[What is expected] Find every line in the records that holds the string "rest". Copy each one.
Exercise input Block Start
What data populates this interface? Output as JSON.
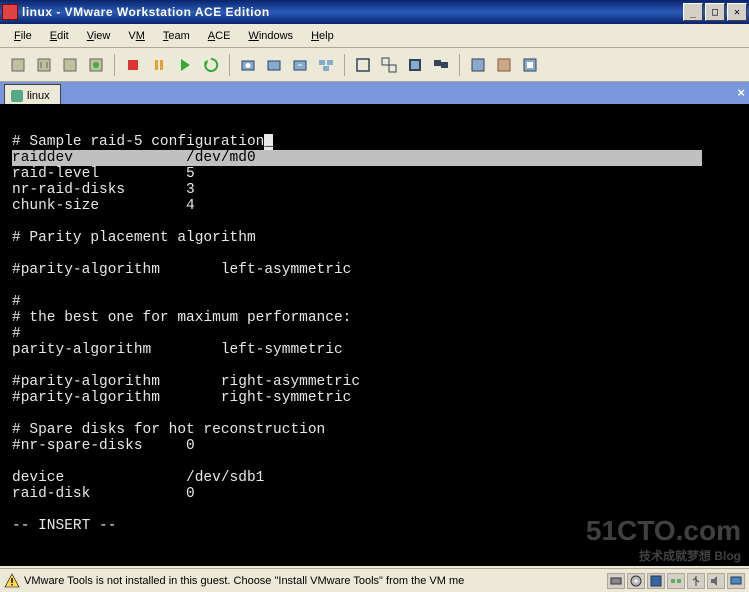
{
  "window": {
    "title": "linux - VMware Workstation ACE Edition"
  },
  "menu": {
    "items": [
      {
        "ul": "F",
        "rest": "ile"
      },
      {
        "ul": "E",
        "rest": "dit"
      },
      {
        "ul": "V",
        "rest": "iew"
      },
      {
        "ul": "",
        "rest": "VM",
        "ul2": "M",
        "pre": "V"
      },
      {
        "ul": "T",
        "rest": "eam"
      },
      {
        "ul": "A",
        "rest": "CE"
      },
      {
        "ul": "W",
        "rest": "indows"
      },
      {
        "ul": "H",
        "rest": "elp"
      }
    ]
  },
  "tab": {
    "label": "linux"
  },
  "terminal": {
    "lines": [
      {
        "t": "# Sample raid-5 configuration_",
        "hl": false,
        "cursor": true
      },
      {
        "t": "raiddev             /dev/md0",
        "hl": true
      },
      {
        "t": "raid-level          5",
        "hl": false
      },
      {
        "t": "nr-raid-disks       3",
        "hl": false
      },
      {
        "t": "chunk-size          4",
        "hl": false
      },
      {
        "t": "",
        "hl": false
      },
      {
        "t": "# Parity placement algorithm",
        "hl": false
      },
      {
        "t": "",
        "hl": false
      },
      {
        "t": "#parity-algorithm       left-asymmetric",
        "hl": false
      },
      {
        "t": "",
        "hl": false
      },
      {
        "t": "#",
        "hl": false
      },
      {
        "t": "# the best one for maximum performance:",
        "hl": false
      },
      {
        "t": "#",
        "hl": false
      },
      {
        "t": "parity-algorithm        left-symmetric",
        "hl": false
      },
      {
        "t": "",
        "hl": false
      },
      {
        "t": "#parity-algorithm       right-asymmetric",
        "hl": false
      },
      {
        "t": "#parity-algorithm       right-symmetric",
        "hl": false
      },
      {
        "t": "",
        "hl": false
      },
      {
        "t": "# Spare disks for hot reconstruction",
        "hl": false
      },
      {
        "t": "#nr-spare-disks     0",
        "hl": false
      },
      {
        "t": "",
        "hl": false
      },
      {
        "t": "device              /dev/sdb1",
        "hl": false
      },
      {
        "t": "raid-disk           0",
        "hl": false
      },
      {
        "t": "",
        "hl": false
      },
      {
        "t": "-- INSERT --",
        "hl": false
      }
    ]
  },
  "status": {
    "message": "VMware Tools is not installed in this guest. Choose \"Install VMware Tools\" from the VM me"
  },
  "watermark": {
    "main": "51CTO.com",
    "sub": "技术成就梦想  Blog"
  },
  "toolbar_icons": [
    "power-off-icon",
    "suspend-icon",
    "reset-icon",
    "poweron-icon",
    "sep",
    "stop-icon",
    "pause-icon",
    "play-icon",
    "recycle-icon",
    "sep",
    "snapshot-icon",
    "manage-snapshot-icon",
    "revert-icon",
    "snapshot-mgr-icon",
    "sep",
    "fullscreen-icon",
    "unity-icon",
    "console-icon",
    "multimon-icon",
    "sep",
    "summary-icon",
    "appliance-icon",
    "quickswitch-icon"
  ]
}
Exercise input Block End
[Response to this exercise]
        "rest": "ile"
        "rest": "dit"
        "rest": "iew"
        "rest": "VM",
        "rest": "eam"
        "rest": "CE"
        "rest": "indows"
        "rest": "elp"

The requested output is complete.